My 91 year old father-in-law recalls his time in the Navy during World War II with the ease of a man reliving a well-played golf game. He has a smile in his eyes, even when the story he’s telling sounds terrifying. He was our escort as we visited the National Naval Aviation Museum in Pensacola, Florida. The more he talked, the faster the calendar pages flipped back to the late 1930’s and 40’s, the height of the war. As you might suspect, he’s got a few stories to tell.
“Flying is hours and hours of boredom sprinkled with a few seconds of sheer terror.”
~ Gregory “Pappy” Boyington, World War II USMC fighter-pilot

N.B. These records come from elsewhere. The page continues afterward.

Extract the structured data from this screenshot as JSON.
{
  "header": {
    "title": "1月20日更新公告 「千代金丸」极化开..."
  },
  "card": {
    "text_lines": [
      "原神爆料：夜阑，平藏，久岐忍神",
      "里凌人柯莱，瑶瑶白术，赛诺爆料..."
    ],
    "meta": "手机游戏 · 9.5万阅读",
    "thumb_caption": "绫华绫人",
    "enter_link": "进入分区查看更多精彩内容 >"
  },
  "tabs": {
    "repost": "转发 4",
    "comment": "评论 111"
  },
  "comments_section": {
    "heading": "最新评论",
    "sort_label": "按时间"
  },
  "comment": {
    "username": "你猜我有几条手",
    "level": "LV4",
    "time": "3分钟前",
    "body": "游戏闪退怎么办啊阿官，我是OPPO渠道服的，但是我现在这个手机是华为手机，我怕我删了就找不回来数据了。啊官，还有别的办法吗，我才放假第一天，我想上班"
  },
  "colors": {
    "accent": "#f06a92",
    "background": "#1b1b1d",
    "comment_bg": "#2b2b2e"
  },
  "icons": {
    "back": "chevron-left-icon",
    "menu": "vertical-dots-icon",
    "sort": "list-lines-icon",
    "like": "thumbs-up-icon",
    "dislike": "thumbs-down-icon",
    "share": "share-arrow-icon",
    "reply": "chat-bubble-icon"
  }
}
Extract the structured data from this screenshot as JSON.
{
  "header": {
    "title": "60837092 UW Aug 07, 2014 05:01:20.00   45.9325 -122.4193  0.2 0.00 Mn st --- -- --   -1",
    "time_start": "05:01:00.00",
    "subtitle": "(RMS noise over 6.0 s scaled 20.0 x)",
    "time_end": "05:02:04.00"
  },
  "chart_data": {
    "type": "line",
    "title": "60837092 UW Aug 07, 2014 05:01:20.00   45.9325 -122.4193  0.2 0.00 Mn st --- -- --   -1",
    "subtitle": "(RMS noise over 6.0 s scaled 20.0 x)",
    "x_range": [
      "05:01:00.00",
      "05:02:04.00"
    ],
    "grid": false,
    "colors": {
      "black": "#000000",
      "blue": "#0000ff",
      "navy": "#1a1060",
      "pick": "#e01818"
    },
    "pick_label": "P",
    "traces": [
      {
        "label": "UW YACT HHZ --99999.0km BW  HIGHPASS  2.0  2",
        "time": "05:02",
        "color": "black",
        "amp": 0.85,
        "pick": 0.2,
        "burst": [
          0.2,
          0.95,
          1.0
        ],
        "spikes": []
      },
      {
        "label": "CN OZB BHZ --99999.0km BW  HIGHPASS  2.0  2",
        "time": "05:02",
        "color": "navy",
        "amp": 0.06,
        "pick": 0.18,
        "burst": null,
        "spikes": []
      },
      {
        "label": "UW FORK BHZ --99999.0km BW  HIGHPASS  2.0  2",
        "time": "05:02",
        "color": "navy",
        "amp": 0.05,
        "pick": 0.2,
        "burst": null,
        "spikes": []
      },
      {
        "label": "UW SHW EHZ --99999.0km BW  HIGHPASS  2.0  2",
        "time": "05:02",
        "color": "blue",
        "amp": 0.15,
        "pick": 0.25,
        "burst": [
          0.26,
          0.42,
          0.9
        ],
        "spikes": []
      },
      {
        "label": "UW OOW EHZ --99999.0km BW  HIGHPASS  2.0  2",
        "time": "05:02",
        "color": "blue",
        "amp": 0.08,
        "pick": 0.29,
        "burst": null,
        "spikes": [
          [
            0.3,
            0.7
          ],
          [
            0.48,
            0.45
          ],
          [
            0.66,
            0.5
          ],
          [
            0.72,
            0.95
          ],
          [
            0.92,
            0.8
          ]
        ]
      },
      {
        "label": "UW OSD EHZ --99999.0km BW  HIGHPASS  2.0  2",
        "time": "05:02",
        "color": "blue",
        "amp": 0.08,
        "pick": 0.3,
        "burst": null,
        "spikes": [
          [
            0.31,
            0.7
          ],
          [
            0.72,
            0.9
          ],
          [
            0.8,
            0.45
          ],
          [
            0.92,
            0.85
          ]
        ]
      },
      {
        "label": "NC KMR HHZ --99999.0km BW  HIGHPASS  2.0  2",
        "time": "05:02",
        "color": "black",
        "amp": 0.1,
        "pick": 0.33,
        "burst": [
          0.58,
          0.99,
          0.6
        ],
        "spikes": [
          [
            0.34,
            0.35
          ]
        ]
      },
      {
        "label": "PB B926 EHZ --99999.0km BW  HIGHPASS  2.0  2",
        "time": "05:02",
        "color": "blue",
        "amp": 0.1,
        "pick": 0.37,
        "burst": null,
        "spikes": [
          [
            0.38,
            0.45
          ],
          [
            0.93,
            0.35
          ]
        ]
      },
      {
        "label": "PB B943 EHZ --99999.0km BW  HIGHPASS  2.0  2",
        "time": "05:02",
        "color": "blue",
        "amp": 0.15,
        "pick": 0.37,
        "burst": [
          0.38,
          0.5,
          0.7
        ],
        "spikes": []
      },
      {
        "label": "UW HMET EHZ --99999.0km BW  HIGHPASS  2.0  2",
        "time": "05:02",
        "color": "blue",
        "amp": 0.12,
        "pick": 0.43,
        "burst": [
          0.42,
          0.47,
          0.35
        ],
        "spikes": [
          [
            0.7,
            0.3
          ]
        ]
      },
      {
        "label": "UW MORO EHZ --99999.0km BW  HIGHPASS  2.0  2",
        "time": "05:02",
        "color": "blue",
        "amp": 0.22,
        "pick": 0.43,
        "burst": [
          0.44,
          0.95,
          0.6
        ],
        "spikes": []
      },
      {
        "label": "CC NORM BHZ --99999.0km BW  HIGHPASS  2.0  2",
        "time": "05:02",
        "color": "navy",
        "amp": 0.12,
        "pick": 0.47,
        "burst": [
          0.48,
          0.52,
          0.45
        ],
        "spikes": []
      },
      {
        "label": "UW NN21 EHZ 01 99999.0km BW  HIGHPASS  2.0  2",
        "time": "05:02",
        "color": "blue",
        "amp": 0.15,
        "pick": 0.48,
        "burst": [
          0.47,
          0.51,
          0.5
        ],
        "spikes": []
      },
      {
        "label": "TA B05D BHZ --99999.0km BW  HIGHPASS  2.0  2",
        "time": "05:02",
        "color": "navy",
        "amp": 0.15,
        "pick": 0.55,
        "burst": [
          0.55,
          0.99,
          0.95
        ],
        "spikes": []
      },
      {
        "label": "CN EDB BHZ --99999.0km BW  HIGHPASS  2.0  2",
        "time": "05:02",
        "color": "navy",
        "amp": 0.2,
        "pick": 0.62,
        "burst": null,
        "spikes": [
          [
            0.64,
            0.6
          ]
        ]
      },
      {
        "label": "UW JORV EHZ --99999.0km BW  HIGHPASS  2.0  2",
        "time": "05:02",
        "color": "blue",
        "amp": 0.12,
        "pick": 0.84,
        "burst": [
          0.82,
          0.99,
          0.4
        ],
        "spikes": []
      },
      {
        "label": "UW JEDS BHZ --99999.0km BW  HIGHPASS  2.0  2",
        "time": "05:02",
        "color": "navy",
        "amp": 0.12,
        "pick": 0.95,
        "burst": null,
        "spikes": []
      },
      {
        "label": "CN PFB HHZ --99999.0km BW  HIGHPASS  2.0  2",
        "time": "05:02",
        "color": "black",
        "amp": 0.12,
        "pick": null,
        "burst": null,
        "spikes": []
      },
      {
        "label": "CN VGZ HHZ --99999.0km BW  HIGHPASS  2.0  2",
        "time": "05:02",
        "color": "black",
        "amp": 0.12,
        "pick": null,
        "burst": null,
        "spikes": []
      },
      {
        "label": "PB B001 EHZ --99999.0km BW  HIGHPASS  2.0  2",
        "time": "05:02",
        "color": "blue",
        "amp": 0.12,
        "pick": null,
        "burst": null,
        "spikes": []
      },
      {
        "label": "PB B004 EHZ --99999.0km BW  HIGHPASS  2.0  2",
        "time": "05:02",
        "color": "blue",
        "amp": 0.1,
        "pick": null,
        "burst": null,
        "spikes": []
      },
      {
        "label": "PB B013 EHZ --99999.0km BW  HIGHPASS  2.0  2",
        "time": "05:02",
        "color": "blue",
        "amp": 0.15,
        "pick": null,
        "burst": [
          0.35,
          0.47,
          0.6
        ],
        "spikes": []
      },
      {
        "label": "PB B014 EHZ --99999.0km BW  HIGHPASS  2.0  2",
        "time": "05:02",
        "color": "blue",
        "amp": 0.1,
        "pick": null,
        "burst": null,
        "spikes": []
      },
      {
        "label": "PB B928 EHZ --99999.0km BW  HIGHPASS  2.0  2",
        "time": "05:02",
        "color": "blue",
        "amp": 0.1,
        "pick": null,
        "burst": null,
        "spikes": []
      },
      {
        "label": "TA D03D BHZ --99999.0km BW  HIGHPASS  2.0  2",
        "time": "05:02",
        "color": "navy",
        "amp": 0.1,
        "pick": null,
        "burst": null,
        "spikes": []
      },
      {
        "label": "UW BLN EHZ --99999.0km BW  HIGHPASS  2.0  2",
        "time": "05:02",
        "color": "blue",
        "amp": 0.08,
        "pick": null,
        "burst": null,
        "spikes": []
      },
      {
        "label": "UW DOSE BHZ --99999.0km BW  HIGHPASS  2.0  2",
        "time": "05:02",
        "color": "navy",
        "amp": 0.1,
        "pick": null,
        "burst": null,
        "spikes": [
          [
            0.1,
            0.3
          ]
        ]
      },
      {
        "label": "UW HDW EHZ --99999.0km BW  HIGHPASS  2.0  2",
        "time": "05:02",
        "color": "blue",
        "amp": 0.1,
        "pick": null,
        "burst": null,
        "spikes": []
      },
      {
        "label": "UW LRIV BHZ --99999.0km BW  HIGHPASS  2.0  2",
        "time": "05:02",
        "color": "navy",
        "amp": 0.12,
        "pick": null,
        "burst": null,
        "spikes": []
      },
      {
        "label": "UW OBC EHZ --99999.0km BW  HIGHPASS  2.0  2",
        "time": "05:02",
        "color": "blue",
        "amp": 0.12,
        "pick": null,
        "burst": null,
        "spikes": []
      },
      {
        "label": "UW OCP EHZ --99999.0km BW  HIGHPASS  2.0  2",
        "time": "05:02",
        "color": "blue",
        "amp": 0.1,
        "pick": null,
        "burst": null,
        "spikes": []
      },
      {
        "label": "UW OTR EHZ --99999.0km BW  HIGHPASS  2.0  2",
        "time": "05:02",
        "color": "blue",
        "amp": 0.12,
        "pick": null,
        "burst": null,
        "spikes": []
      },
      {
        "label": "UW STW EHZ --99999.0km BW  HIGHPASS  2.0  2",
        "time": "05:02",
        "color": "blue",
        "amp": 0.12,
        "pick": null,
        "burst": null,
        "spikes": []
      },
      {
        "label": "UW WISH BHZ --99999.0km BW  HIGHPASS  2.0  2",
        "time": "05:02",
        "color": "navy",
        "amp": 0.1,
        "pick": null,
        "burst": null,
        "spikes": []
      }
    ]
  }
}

About an hour into our visit, we came across an FG Corsair. Famous for its powerful engine, huge propeller and unique bent-wing design, it’s a fighter plane so fearsome, Japanese ground troops nicknamed it The Whistling Death. When he saw it, Dad’s face lit up. “Now this was a great plane to fly,” he beamed. He slowly made his way toward the curved wing where he examined the rivets. “One time, the metal on one of my wings began ripping apart in mid-air,” he laughed and his voice became more excited. “I’ll never forget the sound of that metal tearing.” As he spoke, my mind went black and white like an old movie. I pictured a fearless young man dressed in his Navy uniform, seated in the cockpit, looking through the dirty glass at a wing slowly unraveling. “What did you do?” I asked. “Well, I had another plane fly alongside me and I radioed that I was coming in hot,” he replied as if it was no big deal.
As we left the museum, I thought about how Dad’s experience mirrors our lives. We begin in black and white; young, full of energy and ready to conquer the world. We long for adventure and we chase it, fearlessly diving in head first. In life’s flight we encounter battles that attempt to shoot us down. Sometimes we’re merely grazed, other times we take direct hits. We experience loss, disappointment and pain. But as we do, we gain experience and we become wiser pilots. And when things level off, we can laugh as we recall our own unraveling metal.
No one I’ve ever met has had a greater view of life’s ups and downs. Dad’s an American hero; not for anything he ever did in World War II; he’s a hero for being a good man. He came in hot, guided by his wingman.
There’s a lot we can learn for that.